Western Equatoria: Nodding disease stumps villages and doctors
Several years after it was first reported, a debilitating neurological disease with unknown etiology continues to shake communities in South Sudan’s Western Equatoria state and still has the medical community stumped.
Prior to its classification, a baffling mix of symptoms, including repetitive nodding of the head and impaired motor functions, inexplicably kept children out of schools to waste away slowly to their death.
The cases usually clustered around riverbanks, later identified as breeding grounds for the suspected diseases carrier, a species of blackfly.
The diseases, first documented in the United Republic of Tanzania in the 1960s, then later in Sudan in the 1990s and in northern Uganda in 2007, was in recent times termed Nodding Syndrome.
Dr. Andrew Marayan – a clinician at the Nodding Syndrome Alliance clinic, a consortium that proposed and currently implements a project aimed at responding to the specific health, food security, education, and livelihood needs of the people with epilepsy and Nodding Syndrome, led by Amref Health Africa – claims that the Maridi County Hospital, where the consortium operates, hosts 1,158 patients.
“We have treated over 400 Nodding Syndrome patients as well as about 700 people diagnosed with epilepsy, since we started the clinic”, reveals Dr. Marayan.
Before the initiation of the clinic, the community relied upon traditional medicine that didn’t help much, he notes. “The NSA partners provide a much-needed treatment”.
“We provide patients drugs for 30 days, as we observe them. Thenceforth, the patients continue treatment unaccompanied, and return for a monthly review. We observed that in most patients, since starting treatment, seizures were completely controlled”.
“Some can spend up to 3 to 5 months with no seizures,” says Marayan.
As the Coronavirus raged across the world in the past 15 months, this medical enigma has not competed for the spotlight during the global pandemic. Luckily, Maridi registered its first and only COVID-19 case in March 2021.
However, the murkiness over the Nodding Syndrome reflects how, despite the extraordinary progress that medicine and science have made in the past decades, some neglected conditions such as Nodding keep puzzling the scientific world and affect over one billion people.
Cecilia Ju, 43, takes care of her sixteen-year-old grand-daughter, Joyce Ju. On a downcast afternoon, they gathered in front of their tukul, preparing a leafy dinner. Cecilia says she doesn’t even know the name of the diseases affecting Joyce, “but it has really hurt us”.
“I would have liked [Joyce] to continue her studies. I feel sincerely hurt, because I know all my efforts to keep her at school have been futile”.
Among the youngest victims of Nodding Syndrone in Maridi is Jackline Elia. To reach her home, we walk through a footpath of gaping gullies that were once a road.

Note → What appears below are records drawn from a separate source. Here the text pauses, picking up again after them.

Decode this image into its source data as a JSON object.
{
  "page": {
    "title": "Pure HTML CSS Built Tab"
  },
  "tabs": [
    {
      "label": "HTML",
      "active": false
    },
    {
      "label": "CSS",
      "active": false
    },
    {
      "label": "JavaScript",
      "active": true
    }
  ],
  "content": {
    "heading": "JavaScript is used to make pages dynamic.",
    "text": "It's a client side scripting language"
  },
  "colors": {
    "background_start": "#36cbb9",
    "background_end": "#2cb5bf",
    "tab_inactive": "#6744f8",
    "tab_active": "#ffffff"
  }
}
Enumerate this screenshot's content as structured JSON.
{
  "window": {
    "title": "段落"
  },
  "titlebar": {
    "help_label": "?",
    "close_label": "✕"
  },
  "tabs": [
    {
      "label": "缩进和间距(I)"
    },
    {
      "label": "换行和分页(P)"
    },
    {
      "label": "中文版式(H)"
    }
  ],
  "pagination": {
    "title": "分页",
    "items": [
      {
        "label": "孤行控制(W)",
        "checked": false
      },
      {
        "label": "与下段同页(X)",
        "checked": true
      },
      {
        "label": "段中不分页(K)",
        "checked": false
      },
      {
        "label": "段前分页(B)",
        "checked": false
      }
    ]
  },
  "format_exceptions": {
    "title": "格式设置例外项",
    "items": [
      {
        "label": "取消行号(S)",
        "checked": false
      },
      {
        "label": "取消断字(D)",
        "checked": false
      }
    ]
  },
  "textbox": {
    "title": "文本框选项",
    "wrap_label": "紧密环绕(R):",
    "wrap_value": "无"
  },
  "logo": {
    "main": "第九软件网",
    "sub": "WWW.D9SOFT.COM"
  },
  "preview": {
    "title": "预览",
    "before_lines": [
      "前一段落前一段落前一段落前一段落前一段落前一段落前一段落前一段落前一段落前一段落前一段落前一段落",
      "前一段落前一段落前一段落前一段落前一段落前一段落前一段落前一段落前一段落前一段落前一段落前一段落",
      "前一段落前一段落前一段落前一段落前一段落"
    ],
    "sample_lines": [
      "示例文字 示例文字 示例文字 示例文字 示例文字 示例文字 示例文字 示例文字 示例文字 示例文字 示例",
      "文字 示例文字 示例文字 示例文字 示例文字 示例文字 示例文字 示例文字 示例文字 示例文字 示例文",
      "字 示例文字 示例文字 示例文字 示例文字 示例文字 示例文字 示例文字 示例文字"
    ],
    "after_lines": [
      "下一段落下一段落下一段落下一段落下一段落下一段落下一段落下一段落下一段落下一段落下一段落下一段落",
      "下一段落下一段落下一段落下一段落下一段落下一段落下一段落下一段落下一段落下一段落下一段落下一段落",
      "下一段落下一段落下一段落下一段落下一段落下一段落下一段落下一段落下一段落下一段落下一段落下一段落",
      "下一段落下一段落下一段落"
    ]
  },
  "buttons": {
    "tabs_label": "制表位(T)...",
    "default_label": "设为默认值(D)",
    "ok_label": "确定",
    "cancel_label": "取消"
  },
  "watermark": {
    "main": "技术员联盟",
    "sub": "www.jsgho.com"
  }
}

Her mother, Mariam Philip Genti, has been informed of our visit, so she earlier made Jackline’s older brothers slash down a few meters of searing lion grasses that engulfed our way.
Outside her hut, Mariam sits on a low stool, sifting through, and slicing large green leaves to make dinner, and spoke gently of her children, both past and present.
“I had seven children, three died of this same disease, two have been spared and two are currently sick. One died at the age of six and two followed, at three. Jackline is my last born and now, she is also sick”, Mariam tells me in her native language, via a translator.
“In November last year, Jackline developed health complications that were consistent with Nodding Syndrome”, her mother narrates, in relation to the beginning of her suspicion for her daughter’s condition. “I took her to the nearest hospital, but no examinations were done”.
“But in January this year, I came to realize that when food was brought, or when she sat at home alone, she would nod her head intensely. That is when I knew”.
Jackline, seated on a bamboo stool, poses a fixated and vacant stare, as if we’re not there, only making indistinguishable sounds when talked to. Her thin and wiry look leaves one in doubt about her stated age. But she plays with other kids, as they hop and jump around her.
Mariam’s family is a replica narration familiar to close to 500 families in the community.
Janette Manal Badi Goerge, another single mother of two, cares for her sick son and daughter at home.
During a visit, we had found her kneading dough for her bread-making business, locally know as ‘esh’. Her daughter and son are both affected by Nodding Syndrome.
She claims that before her kids were put on medication, she couldn’t do other things, other than care for them.
“Before, my mind and body were both constantly with them, wondering what could happen to them”. Janette emotionally turns her gaze away to a small garden of cassava trees whose leaves are now gleaming with sunrise and dropping due.
“I live for my children”.
In the morning, she will prepare breakfast; tea with local spices and doughnuts for her children before they partake their daily dose of anti-epileptic drugs.
When they take the medicine, they get hungry easily. “My daughter sometimes takes her plate to the neighbor’s house to beg for food. We need food for these children. They need to be taken care of more than one can imagine”.
Janette wonders why the sickness has eluded scientific understandings for so long. She asks “how it is possible to now cure COVID-19, yet [they] continue to suffer. We know so little about the disease, what to do, what to avoid. It’s excruciating”.